→ **Work order**: What is needed is an exact copy of all the records, written out in full.

#### Given data ####

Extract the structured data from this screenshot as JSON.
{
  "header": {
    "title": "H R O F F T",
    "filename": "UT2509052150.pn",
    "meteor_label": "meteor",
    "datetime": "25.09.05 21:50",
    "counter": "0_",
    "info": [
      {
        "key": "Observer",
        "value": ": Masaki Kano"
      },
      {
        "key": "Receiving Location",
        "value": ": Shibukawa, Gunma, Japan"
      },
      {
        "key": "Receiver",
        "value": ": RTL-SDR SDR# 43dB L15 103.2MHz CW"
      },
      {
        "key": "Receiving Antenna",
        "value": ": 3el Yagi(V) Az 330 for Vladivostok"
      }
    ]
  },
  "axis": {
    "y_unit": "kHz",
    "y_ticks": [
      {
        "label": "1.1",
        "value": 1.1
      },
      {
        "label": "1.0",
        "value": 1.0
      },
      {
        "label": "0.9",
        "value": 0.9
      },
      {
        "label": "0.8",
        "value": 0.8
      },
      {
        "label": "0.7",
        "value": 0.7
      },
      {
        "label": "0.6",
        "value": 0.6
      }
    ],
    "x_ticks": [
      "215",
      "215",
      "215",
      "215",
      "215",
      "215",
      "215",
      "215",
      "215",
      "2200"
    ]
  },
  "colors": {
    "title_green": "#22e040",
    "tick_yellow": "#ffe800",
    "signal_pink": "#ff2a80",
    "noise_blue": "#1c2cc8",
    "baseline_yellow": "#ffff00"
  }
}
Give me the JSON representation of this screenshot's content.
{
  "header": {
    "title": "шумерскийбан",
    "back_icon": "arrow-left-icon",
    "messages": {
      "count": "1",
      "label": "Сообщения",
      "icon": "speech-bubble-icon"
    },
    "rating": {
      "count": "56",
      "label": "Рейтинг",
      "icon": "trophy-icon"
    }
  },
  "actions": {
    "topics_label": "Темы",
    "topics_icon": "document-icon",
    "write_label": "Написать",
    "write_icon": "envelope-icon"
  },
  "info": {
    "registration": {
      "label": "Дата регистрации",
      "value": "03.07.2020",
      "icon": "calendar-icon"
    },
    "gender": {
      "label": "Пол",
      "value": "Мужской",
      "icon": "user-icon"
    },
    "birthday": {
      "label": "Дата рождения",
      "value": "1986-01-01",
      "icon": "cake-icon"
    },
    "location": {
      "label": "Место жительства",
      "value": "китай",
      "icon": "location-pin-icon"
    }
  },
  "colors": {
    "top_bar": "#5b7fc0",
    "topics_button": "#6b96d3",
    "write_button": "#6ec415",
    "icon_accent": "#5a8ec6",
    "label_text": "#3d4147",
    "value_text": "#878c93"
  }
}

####

→ **Response area**:
Extract the structured data from this screenshot as JSON.
{
  "header": {
    "title": "H R O F F T",
    "filename": "UT2509052150.pn",
    "meteor_label": "meteor",
    "datetime": "25.09.05 21:50",
    "counter": "0_",
    "info": [
      {
        "key": "Observer",
        "value": ": Masaki Kano"
      },
      {
        "key": "Receiving Location",
        "value": ": Shibukawa, Gunma, Japan"
      },
      {
        "key": "Receiver",
        "value": ": RTL-SDR SDR# 43dB L15 103.2MHz CW"
      },
      {
        "key": "Receiving Antenna",
        "value": ": 3el Yagi(V) Az 330 for Vladivostok"
      }
    ]
  },
  "axis": {
    "y_unit": "kHz",
    "y_ticks": [
      {
        "label": "1.1",
        "value": 1.1
      },
      {
        "label": "1.0",
        "value": 1.0
      },
      {
        "label": "0.9",
        "value": 0.9
      },
      {
        "label": "0.8",
        "value": 0.8
      },
      {
        "label": "0.7",
        "value": 0.7
      },
      {
        "label": "0.6",
        "value": 0.6
      }
    ],
    "x_ticks": [
      "215",
      "215",
      "215",
      "215",
      "215",
      "215",
      "215",
      "215",
      "215",
      "2200"
    ]
  },
  "colors": {
    "title_green": "#22e040",
    "tick_yellow": "#ffe800",
    "signal_pink": "#ff2a80",
    "noise_blue": "#1c2cc8",
    "baseline_yellow": "#ffff00"
  }
}
Give me the JSON representation of this screenshot's content.
{
  "header": {
    "title": "шумерскийбан",
    "back_icon": "arrow-left-icon",
    "messages": {
      "count": "1",
      "label": "Сообщения",
      "icon": "speech-bubble-icon"
    },
    "rating": {
      "count": "56",
      "label": "Рейтинг",
      "icon": "trophy-icon"
    }
  },
  "actions": {
    "topics_label": "Темы",
    "topics_icon": "document-icon",
    "write_label": "Написать",
    "write_icon": "envelope-icon"
  },
  "info": {
    "registration": {
      "label": "Дата регистрации",
      "value": "03.07.2020",
      "icon": "calendar-icon"
    },
    "gender": {
      "label": "Пол",
      "value": "Мужской",
      "icon": "user-icon"
    },
    "birthday": {
      "label": "Дата рождения",
      "value": "1986-01-01",
      "icon": "cake-icon"
    },
    "location": {
      "label": "Место жительства",
      "value": "китай",
      "icon": "location-pin-icon"
    }
  },
  "colors": {
    "top_bar": "#5b7fc0",
    "topics_button": "#6b96d3",
    "write_button": "#6ec415",
    "icon_accent": "#5a8ec6",
    "label_text": "#3d4147",
    "value_text": "#878c93"
  }
}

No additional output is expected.